Published in Squalorly

The t-shirted man splayed on the couch physically objected to the timing of the commercial break. His marriage allowed him such fault findings; he would take them often. His wife was nearby in what passed for a study, listening to a country album, perusing a website that ontologically mimed an open bar at a wedding.

Their home was expansive but not well lit, a cave with a single fire.

Small comfort: the commercial was aggressive but short. In it a dimpled woman in a pink dress (the dress, a tank top yanked vertically, the woman, more damnation than grace, a genetic stranger to monkeys) protested the lackadaisical manner of her absent but likely overweight spouse. If only, she cried to God, palms upturned in supplication, if only my husband would remember to buy the damn milk at the grocery store!

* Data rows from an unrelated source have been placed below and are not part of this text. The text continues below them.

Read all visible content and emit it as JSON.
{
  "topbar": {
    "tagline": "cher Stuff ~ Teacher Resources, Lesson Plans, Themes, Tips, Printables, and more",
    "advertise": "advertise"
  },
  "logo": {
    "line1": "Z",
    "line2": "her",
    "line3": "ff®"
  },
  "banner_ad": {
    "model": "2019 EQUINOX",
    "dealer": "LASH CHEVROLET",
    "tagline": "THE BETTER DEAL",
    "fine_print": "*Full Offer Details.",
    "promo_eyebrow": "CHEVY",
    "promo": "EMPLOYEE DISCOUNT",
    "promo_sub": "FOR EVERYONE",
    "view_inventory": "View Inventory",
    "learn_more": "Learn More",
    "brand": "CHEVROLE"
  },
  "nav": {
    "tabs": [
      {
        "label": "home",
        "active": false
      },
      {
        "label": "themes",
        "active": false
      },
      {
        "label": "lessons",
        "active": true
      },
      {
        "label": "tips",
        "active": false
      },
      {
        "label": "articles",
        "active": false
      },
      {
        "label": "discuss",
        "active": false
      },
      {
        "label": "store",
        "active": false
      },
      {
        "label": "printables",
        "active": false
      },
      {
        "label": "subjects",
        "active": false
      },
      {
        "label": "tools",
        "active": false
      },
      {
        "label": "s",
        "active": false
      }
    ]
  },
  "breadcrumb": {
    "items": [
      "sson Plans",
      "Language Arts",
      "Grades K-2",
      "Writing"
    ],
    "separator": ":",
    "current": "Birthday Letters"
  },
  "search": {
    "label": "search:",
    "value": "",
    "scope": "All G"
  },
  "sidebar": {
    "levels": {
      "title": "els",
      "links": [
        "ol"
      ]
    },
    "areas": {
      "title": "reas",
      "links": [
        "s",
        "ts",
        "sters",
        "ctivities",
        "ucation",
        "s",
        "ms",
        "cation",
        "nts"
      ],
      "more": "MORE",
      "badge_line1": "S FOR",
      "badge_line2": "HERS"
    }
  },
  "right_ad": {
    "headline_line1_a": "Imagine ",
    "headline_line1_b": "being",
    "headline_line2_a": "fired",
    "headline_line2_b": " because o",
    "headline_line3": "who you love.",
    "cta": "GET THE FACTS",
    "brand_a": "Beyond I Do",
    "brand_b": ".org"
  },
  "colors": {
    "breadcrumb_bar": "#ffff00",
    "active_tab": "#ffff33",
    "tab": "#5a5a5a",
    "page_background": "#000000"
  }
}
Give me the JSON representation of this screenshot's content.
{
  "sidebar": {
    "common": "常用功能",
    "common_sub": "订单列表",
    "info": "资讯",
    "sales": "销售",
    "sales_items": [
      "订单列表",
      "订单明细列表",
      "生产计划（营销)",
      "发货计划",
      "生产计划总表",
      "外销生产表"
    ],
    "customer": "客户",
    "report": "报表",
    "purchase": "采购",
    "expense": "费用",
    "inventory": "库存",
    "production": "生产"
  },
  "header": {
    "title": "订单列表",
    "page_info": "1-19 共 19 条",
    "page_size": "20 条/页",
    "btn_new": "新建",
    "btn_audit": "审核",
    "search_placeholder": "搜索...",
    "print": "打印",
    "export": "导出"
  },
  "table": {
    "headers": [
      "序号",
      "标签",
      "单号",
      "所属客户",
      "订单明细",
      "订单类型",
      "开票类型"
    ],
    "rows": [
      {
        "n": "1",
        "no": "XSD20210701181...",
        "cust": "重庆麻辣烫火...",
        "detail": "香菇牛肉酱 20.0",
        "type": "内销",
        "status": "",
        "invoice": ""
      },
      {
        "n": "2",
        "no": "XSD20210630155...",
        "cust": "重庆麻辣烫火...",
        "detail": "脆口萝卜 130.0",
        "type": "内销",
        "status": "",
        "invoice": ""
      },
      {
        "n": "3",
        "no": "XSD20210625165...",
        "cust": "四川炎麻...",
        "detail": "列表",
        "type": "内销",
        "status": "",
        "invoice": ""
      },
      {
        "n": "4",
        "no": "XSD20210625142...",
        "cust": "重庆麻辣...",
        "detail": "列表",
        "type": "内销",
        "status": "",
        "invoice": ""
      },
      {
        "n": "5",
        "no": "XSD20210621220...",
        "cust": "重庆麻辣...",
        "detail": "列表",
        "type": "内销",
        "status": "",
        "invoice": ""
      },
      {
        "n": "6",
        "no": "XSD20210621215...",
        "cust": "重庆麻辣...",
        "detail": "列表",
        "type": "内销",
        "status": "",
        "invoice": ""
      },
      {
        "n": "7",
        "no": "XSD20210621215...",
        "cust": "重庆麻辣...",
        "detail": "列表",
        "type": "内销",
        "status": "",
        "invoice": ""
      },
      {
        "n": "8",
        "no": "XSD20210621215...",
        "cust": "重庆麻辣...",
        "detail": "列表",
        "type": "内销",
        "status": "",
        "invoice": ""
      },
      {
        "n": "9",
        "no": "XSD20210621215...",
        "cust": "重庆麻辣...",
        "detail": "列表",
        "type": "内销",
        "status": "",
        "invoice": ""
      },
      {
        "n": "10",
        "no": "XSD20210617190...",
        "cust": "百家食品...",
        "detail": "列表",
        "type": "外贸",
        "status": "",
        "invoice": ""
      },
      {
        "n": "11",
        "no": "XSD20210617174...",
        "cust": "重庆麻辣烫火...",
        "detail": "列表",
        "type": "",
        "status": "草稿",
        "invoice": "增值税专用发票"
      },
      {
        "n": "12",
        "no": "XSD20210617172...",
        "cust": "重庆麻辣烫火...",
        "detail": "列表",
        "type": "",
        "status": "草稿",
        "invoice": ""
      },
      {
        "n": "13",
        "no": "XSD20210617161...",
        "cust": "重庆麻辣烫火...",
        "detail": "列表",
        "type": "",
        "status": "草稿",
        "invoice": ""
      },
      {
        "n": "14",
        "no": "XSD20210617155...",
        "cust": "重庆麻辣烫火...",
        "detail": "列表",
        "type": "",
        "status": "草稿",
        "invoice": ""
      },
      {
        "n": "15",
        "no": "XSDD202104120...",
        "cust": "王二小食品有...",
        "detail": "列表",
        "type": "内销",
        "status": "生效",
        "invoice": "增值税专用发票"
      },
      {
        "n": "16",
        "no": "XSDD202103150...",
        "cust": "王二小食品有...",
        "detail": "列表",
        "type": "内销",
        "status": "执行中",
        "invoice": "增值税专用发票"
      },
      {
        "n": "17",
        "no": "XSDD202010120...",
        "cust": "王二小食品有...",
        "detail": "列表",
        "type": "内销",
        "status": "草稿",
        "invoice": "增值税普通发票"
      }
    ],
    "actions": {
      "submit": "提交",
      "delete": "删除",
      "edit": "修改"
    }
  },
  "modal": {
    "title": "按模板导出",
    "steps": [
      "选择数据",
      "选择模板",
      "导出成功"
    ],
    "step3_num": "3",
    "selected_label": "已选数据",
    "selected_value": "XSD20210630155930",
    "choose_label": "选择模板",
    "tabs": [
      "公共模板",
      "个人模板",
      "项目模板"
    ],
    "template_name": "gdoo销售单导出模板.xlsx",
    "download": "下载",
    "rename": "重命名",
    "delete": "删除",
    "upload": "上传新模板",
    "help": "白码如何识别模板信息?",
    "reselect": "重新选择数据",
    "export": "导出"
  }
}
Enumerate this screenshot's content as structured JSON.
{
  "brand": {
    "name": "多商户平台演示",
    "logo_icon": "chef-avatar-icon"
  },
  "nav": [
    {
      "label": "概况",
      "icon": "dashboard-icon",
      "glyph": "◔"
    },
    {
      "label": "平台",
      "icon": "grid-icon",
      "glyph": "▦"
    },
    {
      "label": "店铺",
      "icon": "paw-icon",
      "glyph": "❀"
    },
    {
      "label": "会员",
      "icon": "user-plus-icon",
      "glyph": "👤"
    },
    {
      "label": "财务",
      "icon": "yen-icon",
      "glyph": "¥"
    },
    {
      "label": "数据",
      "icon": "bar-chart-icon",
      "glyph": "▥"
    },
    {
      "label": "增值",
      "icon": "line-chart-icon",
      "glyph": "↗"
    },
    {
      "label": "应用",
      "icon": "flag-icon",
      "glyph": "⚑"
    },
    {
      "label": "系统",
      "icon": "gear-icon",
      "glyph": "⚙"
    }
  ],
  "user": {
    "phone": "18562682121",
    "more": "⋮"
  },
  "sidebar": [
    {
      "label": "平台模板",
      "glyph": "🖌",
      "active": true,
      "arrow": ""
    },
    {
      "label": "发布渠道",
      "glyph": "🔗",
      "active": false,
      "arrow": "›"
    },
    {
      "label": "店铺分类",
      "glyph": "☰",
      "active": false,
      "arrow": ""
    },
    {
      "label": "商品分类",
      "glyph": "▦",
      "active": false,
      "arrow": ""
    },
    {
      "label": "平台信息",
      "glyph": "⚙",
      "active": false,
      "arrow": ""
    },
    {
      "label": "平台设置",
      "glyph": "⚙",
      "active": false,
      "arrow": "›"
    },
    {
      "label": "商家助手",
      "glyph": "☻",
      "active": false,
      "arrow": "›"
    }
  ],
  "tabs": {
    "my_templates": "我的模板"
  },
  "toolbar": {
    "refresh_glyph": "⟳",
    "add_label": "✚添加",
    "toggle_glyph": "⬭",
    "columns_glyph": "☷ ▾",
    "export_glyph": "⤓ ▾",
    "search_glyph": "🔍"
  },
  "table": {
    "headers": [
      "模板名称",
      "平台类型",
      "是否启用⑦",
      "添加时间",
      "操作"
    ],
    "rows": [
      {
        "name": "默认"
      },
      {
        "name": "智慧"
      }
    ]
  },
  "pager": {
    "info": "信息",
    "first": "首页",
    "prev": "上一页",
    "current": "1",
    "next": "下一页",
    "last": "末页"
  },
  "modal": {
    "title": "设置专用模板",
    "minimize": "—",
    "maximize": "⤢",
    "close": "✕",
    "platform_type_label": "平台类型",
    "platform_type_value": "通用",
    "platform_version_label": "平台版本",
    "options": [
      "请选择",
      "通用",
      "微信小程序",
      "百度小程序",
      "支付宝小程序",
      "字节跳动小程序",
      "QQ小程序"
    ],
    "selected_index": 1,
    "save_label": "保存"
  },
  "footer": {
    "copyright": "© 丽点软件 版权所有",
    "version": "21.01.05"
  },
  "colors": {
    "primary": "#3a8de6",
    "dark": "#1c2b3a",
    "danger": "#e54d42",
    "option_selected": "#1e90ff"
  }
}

She couldn't actually say damn; the word's tacky understudy implied its use.

"But wait!" said a Voice, and a golden exclamation mark spun like a flicked toothpick overtop her face, her face always on the television, the Voice always seeding from it, and the Voice explicated, "Well now he can! Introducing—"

The t-shirted man muted the narrative speed bump but nevertheless saw that the advert was promoting a temporary tattoo that stuck on the veiny inside of a man's wrist: in a jovial, untrustworthy font, the washable ink listed what to remember to purchase on food outings.

"Will you look at that," the t-shirted man said to nobody in particular.

Their home was one in a leafy neighborhood that curved in on itself with the logic of a vine. Wind chimes went unnoticed. Flash rounds clapped off television sets and hung limply on shut drapes. There was nothing unnatural about any of it.